We all got together last Monday, Feb. 7 to taste samples from our five batches of Kolaches. As usual, even though we all were to follow the same recipe, each of us deviated in some respects. This naturally produced very different results.
Now, we don’t judge our products each month, but usually one sample rises above the rest and is generally acclaimed the favorite, to the acute embarrassment and disbelief of the “winner.”
“Winner” of this month’s effort was Polly, who achieved a crispness no one else had done. Crispness is not a quality of traditional Kolaches, but by having a thinner dough and clearer glaze, the dough became crunchy.
Leona’s Kolaches were the most accurate and regular in shape – quite beautiful. Sandy made a variety of shapes, including a gorgeous pinwheel, rolled cylinders, and traditional rounds. Monica changed the filling to a cottage cheese mixture, which resulted in a delicious and very different-looking pastry – popular with all of us. Jo forgot to put powdered sugar on hers, but otherwise had an acceptable product. Her filling was made from dried peaches and was darker than the traditional ones.
Laurie, our founder and the only professional in this month’s group, was not satisfied with her dough, so she decided not to proceed to the finish. She used fresh yeast, to which she attributed the dough’s failure to rise to her satisfaction. She recognized that the high sugar and butter content also affected the process. We noted that our doughs did not rise to our expectations either.
After eating all the samples and drinking decaf coffee that we agreed is the most delicious we have tasted, we decided that for March 7 we would make pate a choux, with either savory or sweet fillings. Monica volunteered to select a recipe.
Monica says, “The Baker’s Dozen book does not have a recipe for pate a choux. There are plenty of them on the Web. Maybe Sandy can look up the Fannie Farmer version. I have copied the Alton Brown version and will attach it…. There are lots of websites with wonderful pictures and directions available for those of us who have never made this before.”
Here’s the Alton Brown version:
Pâte à Chou
* 1 1/4 cups water
* 1 1/2 sticks (3/4 cup) unsalted butter, cut into pieces
* 1/2 teaspoon salt
* 1 1/2 cups unbleached flour
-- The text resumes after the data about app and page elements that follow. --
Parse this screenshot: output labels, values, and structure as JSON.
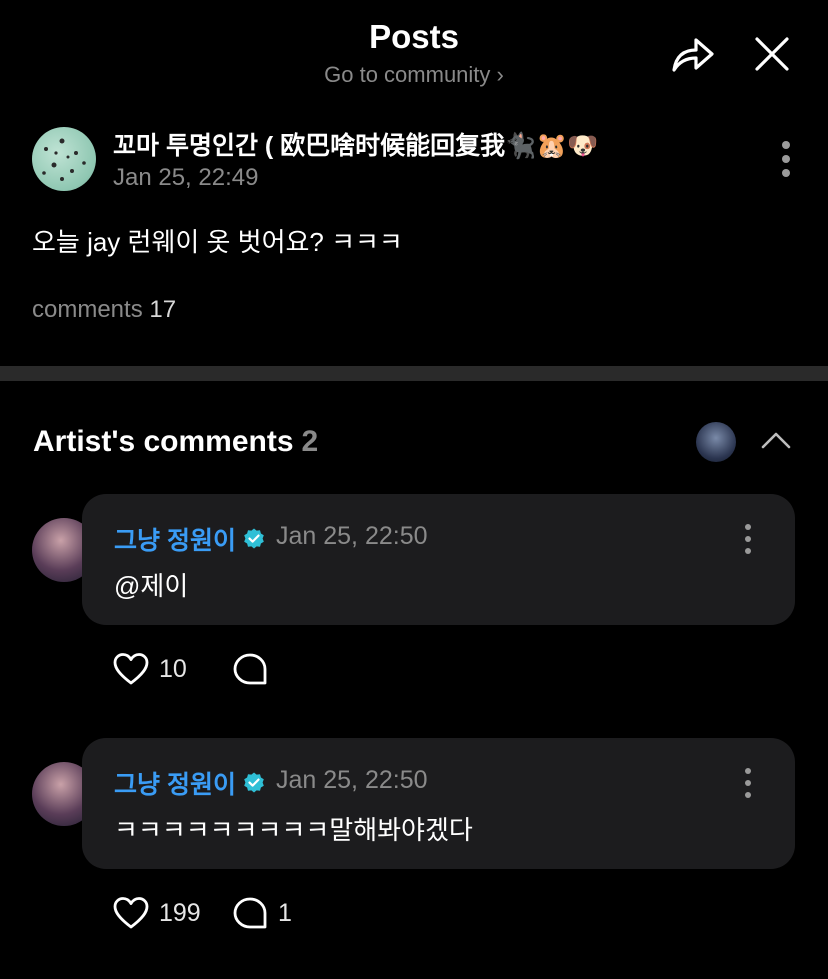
{
  "header": {
    "title": "Posts",
    "subtitle": "Go to community ›",
    "share_icon": "share-icon",
    "close_icon": "close-icon"
  },
  "post": {
    "author": "꼬마 투명인간 ( 欧巴啥时候能回复我🐈‍⬛🐹🐶",
    "time": "Jan 25, 22:49",
    "body": "오늘 jay 런웨이 옷 벗어요? ㅋㅋㅋ",
    "comments_label": "comments",
    "comments_count": "17"
  },
  "artist_comments": {
    "title": "Artist's comments",
    "count": "2",
    "items": [
      {
        "name": "그냥 정원이",
        "time": "Jan 25, 22:50",
        "text": "@제이",
        "likes": "10",
        "replies": ""
      },
      {
        "name": "그냥 정원이",
        "time": "Jan 25, 22:50",
        "text": "ㅋㅋㅋㅋㅋㅋㅋㅋㅋ말해봐야겠다",
        "likes": "199",
        "replies": "1"
      }
    ]
  },
  "colors": {
    "background": "#000000",
    "bubble": "#1c1c1e",
    "artist_name": "#3a9cf5",
    "muted": "#8a8a8a"
  }
}
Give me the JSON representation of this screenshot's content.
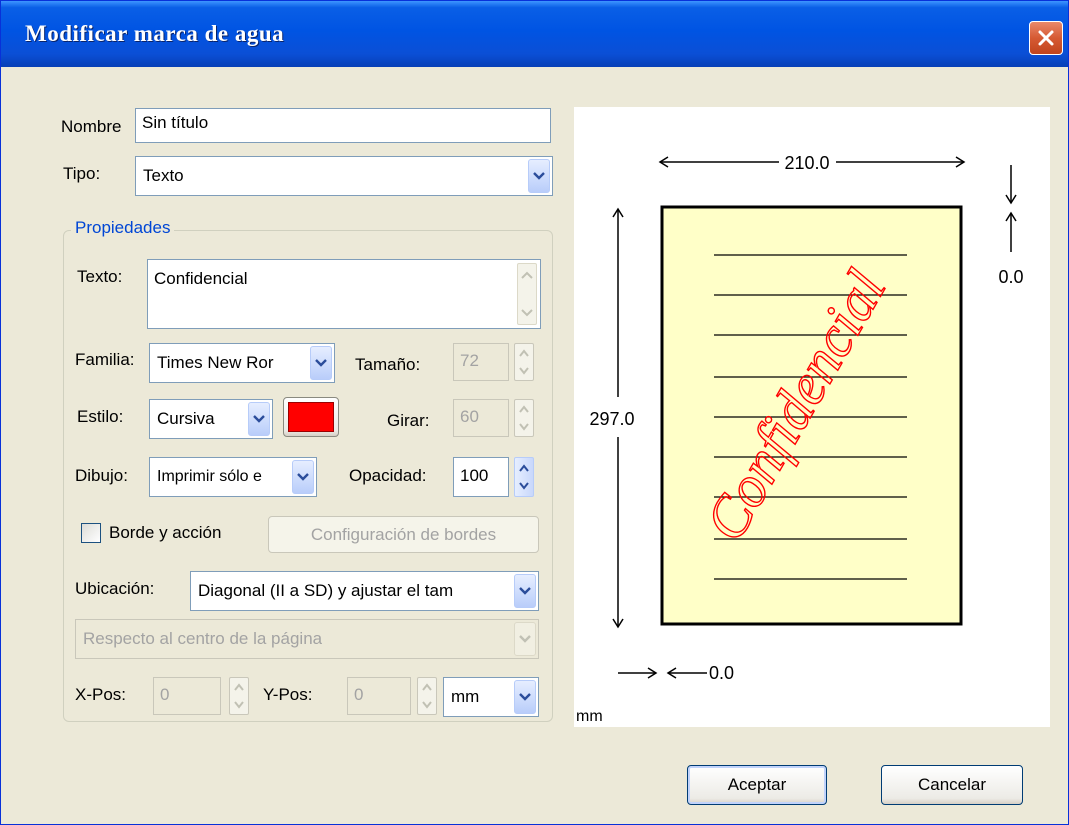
{
  "window": {
    "title": "Modificar marca de agua",
    "close_icon": "close-icon"
  },
  "form": {
    "name_label": "Nombre",
    "name_value": "Sin título",
    "type_label": "Tipo:",
    "type_value": "Texto"
  },
  "properties": {
    "group_label": "Propiedades",
    "text_label": "Texto:",
    "text_value": "Confidencial",
    "family_label": "Familia:",
    "family_value": "Times New Ror",
    "size_label": "Tamaño:",
    "size_value": "72",
    "style_label": "Estilo:",
    "style_value": "Cursiva",
    "color": "#ff0000",
    "rotate_label": "Girar:",
    "rotate_value": "60",
    "drawing_label": "Dibujo:",
    "drawing_value": "Imprimir sólo e",
    "opacity_label": "Opacidad:",
    "opacity_value": "100",
    "border_checkbox_label": "Borde y acción",
    "border_checked": false,
    "border_settings_button": "Configuración de bordes",
    "location_label": "Ubicación:",
    "location_value": "Diagonal (II a SD) y ajustar el tam",
    "relative_value": "Respecto al centro de la página",
    "xpos_label": "X-Pos:",
    "xpos_value": "0",
    "ypos_label": "Y-Pos:",
    "ypos_value": "0",
    "unit_value": "mm"
  },
  "preview": {
    "width_label": "210.0",
    "height_label": "297.0",
    "top_margin_label": "0.0",
    "left_margin_label": "0.0",
    "unit_label": "mm",
    "watermark_text": "Confidencial",
    "page_color": "#ffffc8",
    "watermark_color": "#ff0000"
  },
  "buttons": {
    "ok": "Aceptar",
    "cancel": "Cancelar"
  }
}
* 4 to 6 large eggs
In a heavy saucepan bring water to a boil with butter and salt over high heat. Reduce heat to moderate. Add flour all at once and beat with a wooden spoon until mixture pulls away from sides of pan, forming a dough
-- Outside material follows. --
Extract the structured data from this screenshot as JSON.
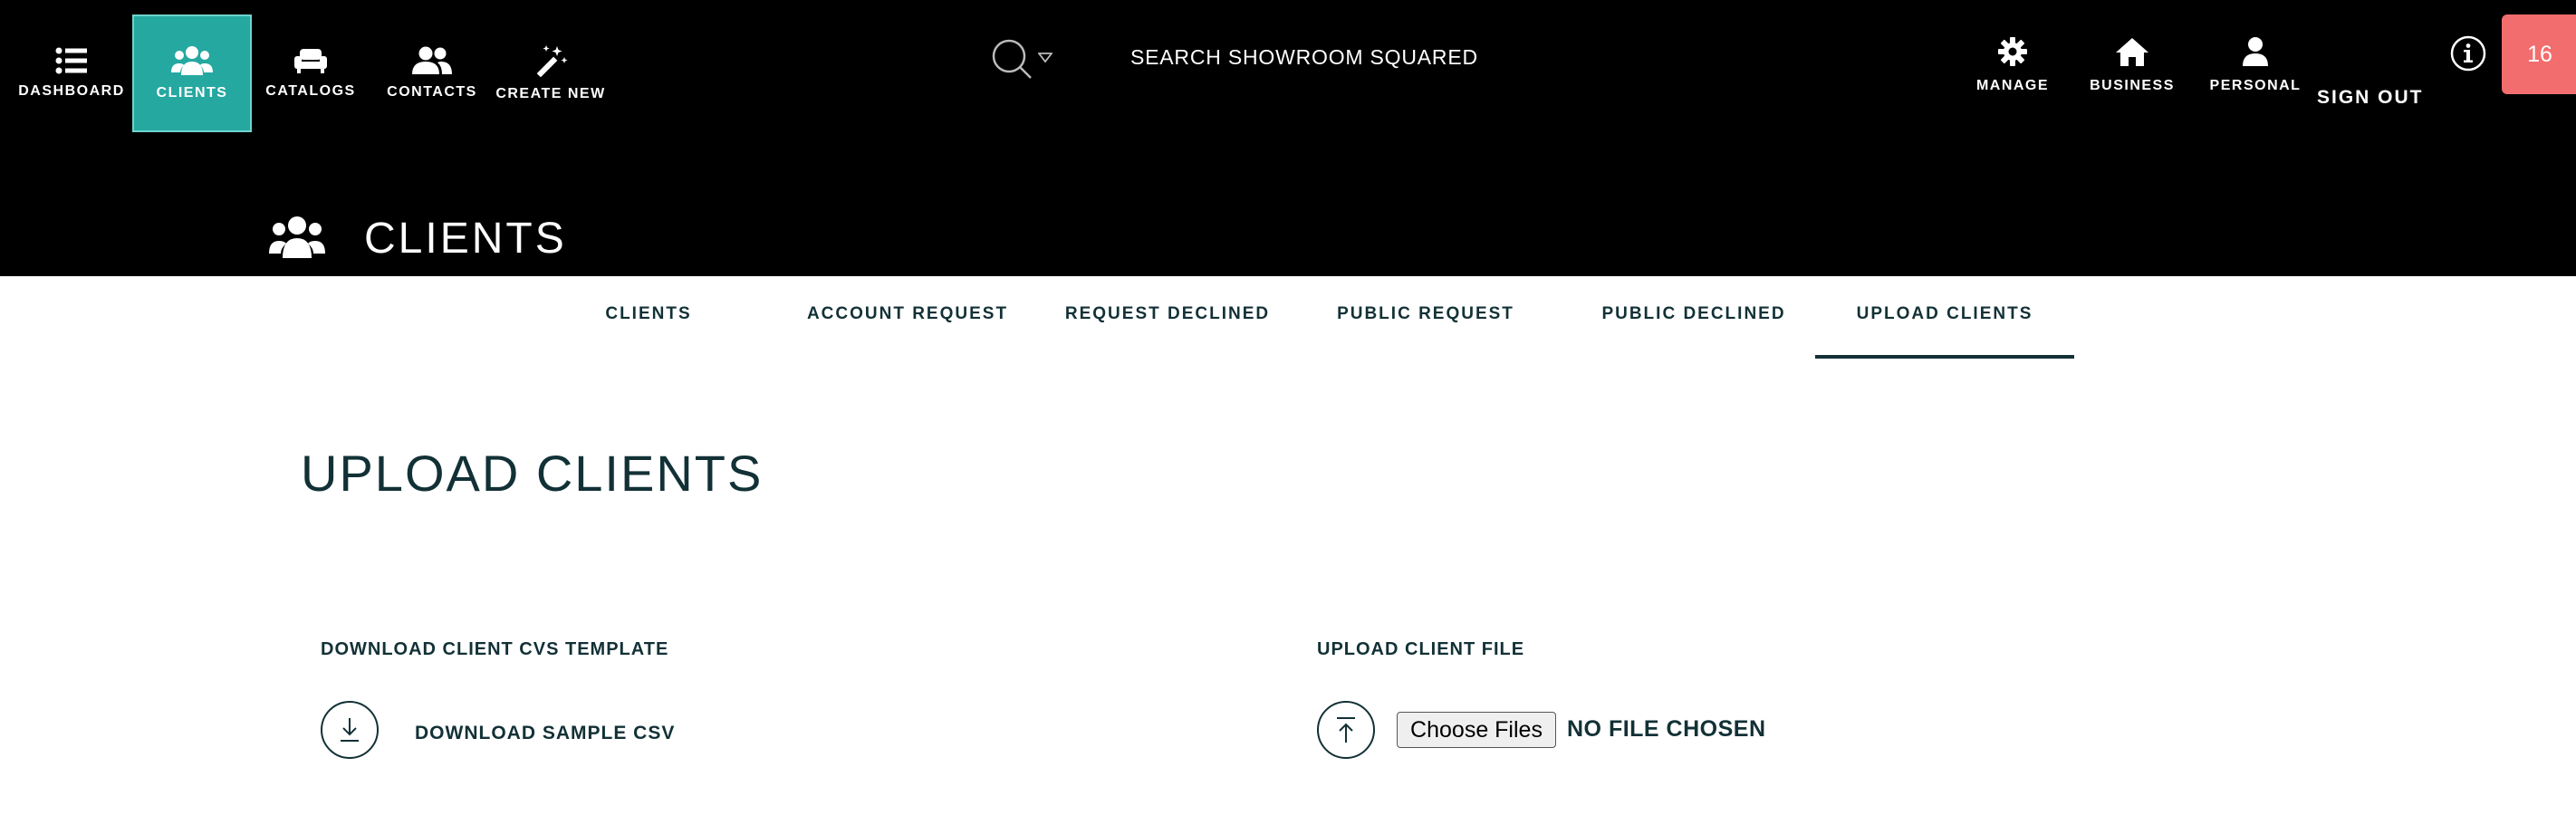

Transfer dough to bowl of a standing electric mixer and beat in 4 eggs, 1 at a time, on high speed, beating well after each addition. Batter should be stiff enough to just hold soft peaks and fall softly from a spoon. If batter is too stiff, in a small bowl beat remaining 2 eggs lightly, 1 at a time, and add to batter, a little at a time, beating on high speed, until batter is desired consistency.